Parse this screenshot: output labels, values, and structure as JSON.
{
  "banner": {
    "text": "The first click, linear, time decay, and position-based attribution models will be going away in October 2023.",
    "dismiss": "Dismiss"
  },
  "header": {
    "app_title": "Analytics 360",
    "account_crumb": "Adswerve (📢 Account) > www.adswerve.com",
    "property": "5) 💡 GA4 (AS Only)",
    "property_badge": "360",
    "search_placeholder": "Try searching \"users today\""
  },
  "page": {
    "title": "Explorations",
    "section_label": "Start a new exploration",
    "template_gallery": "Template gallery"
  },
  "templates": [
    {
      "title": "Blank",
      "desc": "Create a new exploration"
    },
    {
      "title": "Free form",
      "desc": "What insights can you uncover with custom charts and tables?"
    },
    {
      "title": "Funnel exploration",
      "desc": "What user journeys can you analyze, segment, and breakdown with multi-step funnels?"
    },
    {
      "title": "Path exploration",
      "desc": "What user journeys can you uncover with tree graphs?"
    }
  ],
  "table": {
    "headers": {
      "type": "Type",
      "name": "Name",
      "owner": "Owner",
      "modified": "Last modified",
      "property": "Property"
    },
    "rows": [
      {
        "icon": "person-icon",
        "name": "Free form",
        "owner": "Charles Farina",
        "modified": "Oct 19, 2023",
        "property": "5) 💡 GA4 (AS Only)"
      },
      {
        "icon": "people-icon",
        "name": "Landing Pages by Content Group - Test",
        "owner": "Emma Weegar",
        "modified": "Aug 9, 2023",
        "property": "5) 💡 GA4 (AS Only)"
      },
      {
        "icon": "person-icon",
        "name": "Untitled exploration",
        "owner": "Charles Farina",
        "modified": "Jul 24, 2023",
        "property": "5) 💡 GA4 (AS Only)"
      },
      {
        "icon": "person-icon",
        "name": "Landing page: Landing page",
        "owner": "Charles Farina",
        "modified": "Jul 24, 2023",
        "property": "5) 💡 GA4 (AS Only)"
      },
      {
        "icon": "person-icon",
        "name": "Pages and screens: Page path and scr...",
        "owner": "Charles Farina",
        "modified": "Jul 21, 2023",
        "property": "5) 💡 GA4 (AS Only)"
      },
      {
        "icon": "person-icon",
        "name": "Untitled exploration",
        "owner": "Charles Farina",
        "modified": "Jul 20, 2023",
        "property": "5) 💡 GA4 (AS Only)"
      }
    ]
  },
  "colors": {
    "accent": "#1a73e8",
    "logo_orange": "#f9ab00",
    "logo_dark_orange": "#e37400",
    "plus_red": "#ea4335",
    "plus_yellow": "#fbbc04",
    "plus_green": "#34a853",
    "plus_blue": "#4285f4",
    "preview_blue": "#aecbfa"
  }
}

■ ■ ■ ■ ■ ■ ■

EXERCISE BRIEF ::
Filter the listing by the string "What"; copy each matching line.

THE COMPLETED TASK ::
      "desc": "What insights can you uncover with custom charts and tables?"
      "desc": "What user journeys can you analyze, segment, and breakdown with multi-step funnels?"
      "desc": "What user journeys can you uncover with tree graphs?"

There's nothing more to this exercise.